### Task brief
Considering only lines that hold the word "this", report how many there are in the listing below, as a single number.

### Information
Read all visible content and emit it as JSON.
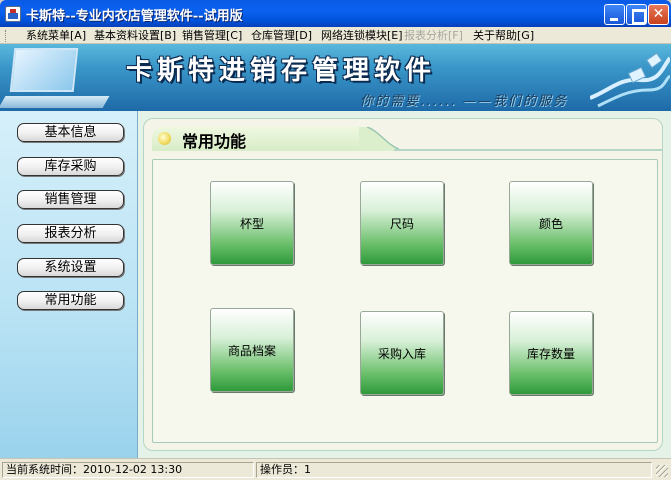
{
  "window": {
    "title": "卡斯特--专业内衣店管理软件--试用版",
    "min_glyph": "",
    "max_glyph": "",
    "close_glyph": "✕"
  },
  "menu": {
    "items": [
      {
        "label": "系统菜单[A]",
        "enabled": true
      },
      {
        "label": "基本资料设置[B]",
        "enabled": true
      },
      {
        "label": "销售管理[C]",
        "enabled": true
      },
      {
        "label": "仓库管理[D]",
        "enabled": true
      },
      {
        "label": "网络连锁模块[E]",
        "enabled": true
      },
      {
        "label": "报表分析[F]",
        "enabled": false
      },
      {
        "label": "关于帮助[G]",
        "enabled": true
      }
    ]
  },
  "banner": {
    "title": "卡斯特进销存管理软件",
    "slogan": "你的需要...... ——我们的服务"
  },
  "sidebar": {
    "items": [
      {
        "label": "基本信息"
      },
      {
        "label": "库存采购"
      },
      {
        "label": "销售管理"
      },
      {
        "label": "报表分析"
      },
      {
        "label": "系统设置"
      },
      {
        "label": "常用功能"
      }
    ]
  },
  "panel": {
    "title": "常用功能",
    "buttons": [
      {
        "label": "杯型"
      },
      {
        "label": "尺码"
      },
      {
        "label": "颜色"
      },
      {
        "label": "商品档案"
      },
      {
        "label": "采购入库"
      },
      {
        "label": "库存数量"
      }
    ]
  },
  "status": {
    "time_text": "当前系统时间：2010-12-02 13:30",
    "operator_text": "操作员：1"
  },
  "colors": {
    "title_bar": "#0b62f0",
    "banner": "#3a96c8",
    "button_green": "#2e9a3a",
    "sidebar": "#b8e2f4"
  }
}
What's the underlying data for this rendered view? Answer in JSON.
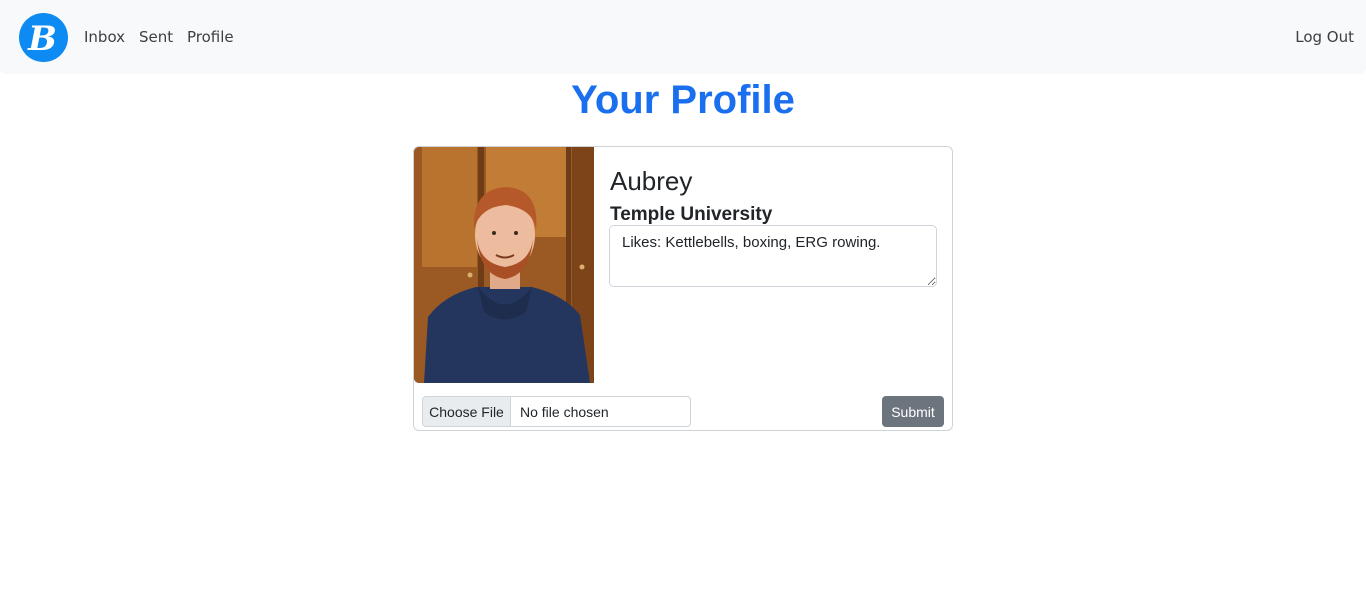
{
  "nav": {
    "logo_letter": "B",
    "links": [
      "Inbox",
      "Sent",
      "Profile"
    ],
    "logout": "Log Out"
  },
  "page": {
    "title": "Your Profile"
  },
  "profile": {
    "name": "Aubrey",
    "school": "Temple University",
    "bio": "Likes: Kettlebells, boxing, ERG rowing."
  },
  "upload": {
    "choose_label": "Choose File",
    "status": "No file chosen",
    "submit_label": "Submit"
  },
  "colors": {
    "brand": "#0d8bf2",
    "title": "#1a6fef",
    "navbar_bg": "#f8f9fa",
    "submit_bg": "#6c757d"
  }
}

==

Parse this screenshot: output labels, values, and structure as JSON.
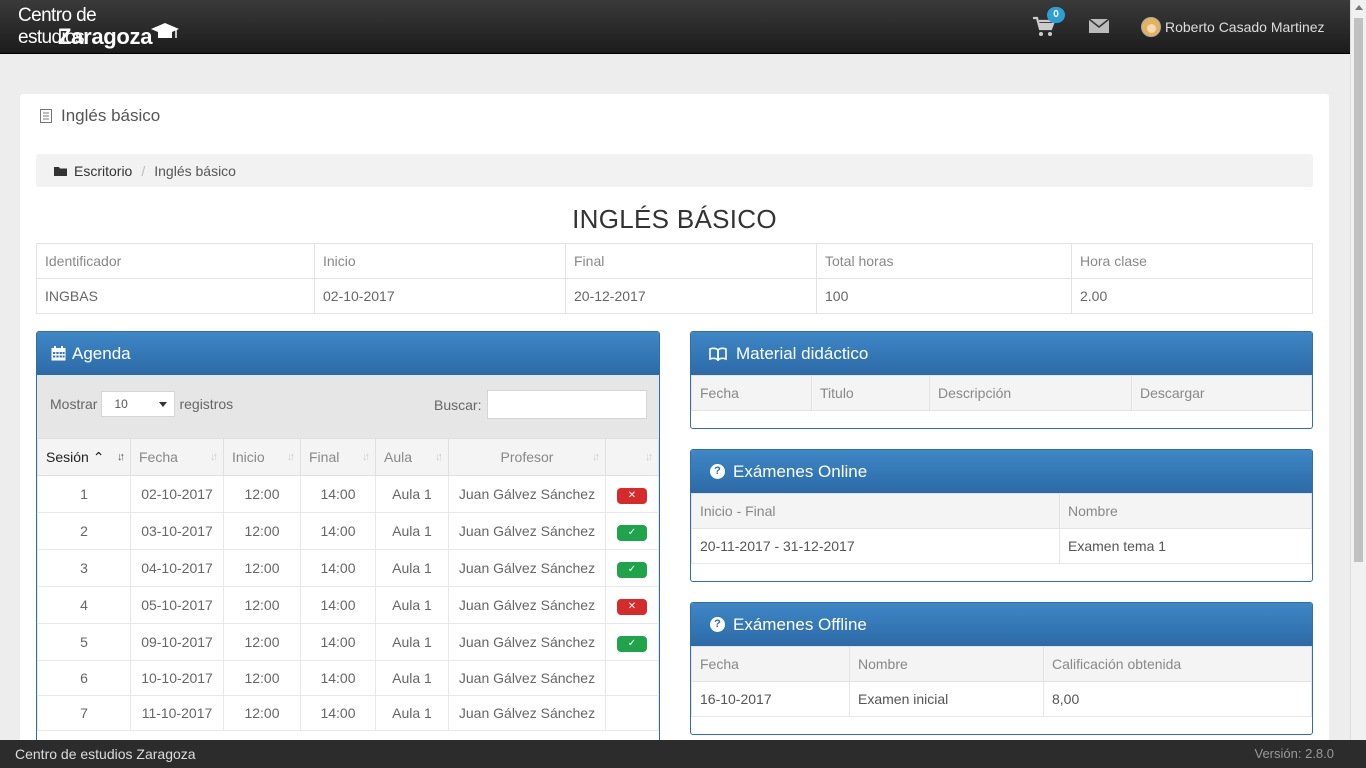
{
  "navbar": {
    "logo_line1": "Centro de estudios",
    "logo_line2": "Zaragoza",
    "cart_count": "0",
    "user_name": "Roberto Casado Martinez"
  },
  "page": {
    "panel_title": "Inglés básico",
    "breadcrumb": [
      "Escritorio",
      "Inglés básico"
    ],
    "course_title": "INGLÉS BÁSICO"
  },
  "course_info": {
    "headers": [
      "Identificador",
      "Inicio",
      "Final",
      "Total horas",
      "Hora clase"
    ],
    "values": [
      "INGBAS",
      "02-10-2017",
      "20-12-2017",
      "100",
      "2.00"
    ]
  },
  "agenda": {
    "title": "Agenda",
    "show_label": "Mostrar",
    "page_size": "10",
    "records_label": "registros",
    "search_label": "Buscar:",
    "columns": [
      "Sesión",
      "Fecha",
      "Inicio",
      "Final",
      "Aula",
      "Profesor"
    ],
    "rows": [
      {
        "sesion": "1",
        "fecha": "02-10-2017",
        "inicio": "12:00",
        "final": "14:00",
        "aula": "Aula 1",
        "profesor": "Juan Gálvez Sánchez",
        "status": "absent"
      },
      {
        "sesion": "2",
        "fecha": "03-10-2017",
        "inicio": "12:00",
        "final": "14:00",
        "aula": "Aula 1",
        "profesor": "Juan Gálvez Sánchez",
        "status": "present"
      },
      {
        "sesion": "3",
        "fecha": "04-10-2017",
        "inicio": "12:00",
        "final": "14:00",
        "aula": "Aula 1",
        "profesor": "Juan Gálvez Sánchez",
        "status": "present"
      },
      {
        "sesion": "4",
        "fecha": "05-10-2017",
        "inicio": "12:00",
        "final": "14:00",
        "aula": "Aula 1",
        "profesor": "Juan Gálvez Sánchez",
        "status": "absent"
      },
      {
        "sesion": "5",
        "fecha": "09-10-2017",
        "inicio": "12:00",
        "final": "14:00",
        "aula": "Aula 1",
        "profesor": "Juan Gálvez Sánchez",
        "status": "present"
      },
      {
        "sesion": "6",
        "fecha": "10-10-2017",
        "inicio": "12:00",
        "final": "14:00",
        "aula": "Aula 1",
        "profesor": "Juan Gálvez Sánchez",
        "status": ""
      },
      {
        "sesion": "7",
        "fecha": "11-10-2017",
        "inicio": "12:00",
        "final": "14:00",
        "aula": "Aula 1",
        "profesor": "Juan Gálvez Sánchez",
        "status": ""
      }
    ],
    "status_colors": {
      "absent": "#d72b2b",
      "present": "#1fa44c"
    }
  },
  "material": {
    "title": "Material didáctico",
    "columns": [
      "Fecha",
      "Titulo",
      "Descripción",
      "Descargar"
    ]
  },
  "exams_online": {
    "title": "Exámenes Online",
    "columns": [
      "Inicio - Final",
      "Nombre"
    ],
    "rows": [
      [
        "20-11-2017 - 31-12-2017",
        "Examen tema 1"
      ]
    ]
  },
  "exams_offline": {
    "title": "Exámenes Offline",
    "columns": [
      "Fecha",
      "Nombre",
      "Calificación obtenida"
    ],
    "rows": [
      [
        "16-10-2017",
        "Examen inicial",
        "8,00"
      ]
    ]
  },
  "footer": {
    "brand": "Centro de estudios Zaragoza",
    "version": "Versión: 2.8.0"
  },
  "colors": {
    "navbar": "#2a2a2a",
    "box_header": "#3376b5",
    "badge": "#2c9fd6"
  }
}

### Exercise answer
2